The story of Cde Tendai Chikomba
I JOINED the liberation struggle in 1976 as a war collaborator soon after the bombing of Nyadzonia on August 9 the same year.
I was staying in Honde Valley in a Protected Village, Chisuko Two, following our relocation from Chikomba, my home area.
What aroused my interest to participate in the liberation struggle was that on the evening of August 9, we witnessed a convoy of Rhodesian military trucks coming from Mozambique on their way to Mutare.
The sight of the convoy instilled so much fear among the villagers, but I personally thought the Rhodesians were on a routine patrol.
The Rhodesian soldiers had crossed the Rwera River through the makeshift bridge which they destroyed soon after crossing that tributary to Pungwe River.
It was later reported that Morrison Nyati, who had betrayed his comrades at Nyadzonia, was also in that convoy.
We learned the following morning from Radio Maputo that Nyadzonia had been bombed and I feared for the life of my brother who had recently crossed the border to join ZANLA forces following harassment by Rhodesian soldiers.
I was inspired by the Nyadzonia attack, together with my brother Nyasha, my cousin brothers, the late December Chikomba, Andrew Chikomba and Nicholas Chikomba, to join the liberation struggle as war collaborators because we were young and had been told by freedom fighters that we could not go for military training.
I was in Grade Seven at Chisuko Primary School and our main role was to source information on the movements of the enemy, the Rhodesian forces, and organise food for vanamukoma, as the freedom fighters were known.
As young people, we had the advantage of delivering information and goods to guerillas without any suspicion.
Sometimes we would carry letters between comrades and local businessmen hidden in the hems of our clothes.
I worked with Cdes Mabhunu Muchapera, Chachu, Jongwe and Sorry Zivanai.
One incident which is still fresh in my mind happened in 1978.
It was the attack of the Pfumo Revanhu soldiers at Chisuko Two Protected Village.
Prior to the attack, my fellow collaborators and I had delivered a message to the freedom fighters from the elders who wrote complaining about the harassment by the infamous Auxiliary forces popularly known as madzakutsaku.

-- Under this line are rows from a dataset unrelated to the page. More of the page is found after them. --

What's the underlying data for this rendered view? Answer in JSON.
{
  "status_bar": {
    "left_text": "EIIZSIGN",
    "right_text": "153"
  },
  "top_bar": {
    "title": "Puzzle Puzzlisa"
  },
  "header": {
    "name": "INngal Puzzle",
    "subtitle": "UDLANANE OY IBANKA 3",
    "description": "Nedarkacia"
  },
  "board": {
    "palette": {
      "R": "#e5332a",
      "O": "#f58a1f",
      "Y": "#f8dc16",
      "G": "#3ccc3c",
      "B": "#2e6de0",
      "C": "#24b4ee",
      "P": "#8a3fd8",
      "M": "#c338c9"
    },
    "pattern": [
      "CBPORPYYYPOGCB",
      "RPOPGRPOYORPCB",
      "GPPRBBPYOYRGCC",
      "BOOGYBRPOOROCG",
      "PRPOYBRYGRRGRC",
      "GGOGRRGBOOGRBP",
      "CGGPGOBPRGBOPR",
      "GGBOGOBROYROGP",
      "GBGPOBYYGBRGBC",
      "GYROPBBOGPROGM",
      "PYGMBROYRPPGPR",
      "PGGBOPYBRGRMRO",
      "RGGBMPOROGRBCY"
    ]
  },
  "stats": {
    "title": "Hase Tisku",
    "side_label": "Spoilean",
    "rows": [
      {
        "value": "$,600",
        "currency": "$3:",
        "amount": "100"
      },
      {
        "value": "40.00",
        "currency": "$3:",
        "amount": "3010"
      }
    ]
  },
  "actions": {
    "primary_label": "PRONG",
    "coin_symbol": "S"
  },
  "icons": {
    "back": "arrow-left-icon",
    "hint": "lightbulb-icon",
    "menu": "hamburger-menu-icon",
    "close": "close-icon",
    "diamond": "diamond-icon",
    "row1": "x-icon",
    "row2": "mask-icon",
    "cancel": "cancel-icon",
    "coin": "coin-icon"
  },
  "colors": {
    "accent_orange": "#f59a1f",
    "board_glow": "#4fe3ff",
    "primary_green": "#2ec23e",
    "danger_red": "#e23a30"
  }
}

When they came, most of them were from our area and some were even relatives who claimed to be helping us from ‘terrorists’, the freedom fighters.
They were also infamous for coming to operate in their home areas, settling old scores in the process.
Their presence was followed by a reign of terror.
They did all evils from raping girls, beating anyone suspected to be associating with the ZANLA forces, to killing our cattle for their regular feasting.
After a week, word came from the ZANLA forces that no one was supposed to be outside the Protected Village before 6am.
I vividly remember that it was in December, during school holidays.
I woke up in the morning and hastily took a bath because I was late for work at Katiyo Tea Estates.
Rhodesian tea farmers relied on cheap child labour.
I used to join other school children from my village to work on tea estates to raise school fees.
Work on the tea estate was slavery indeed because we were poorly rewarded for our hard work but we had no choice because our parents had a lot of taxes to pay, a method to keep them poor and loyal to the British colonial imperialists.
Our huts were a few metres from the main gate, which was mostly locked and only opened when the Rhodesian soldiers would be crossing to Protected Village One.
It was around 6am, just before I left for work, when I saw Abel Muzorewa’s soldiers known as madzakutsaku clad in their green uniforms.
There were more than 15 and in a jovial mood as always when they patrolled the Protected Villages.
I rushed into our kitchen hut to inform my mother who told me to stay in the hut until they left.
I could clearly see all their movements from our hut.
They stopped at the gate when they saw a letter which was tied to the gate.
The letter was a warning message from the freedom fighters to the Auxiliary forces to stop harassing innocent civilians.
The poorly trained Auxiliary forces all gathered to read the pinned letter.
Unaware to them the comrades were watching all their movements and ready to attack.
Suddenly we heard gunshots.
I panicked at first because I thought it was the Auxiliary forces who were firing.
It was in fact the Auxiliary forces under attack from vanamukoma.
The attack lasted for about 10 minutes and I was thrilled to see madzakutsaku running like headless chickens.
It was indeed a surprise and successful attack as the ZANLA guerillas managed to kill most of them.
Rhodesian reinforcement of armoured cars and more ammunition came after about an hour.
They broke our doors which they used as stretcher beds to ferry their dead and the injured.
The whole village was force-marched to the scene where we were all thoroughly beaten by Rhodesian soldiers.
That account proved beyond reasonable doubt to me the military intelligence of the ZANLA freedom fighters, when they managed to use the pinned letter as bait to group the Auxiliary forces so as to wipe them out in broad daylight.
Vanamukoma, typical of guerillas, disappeared without any casualties.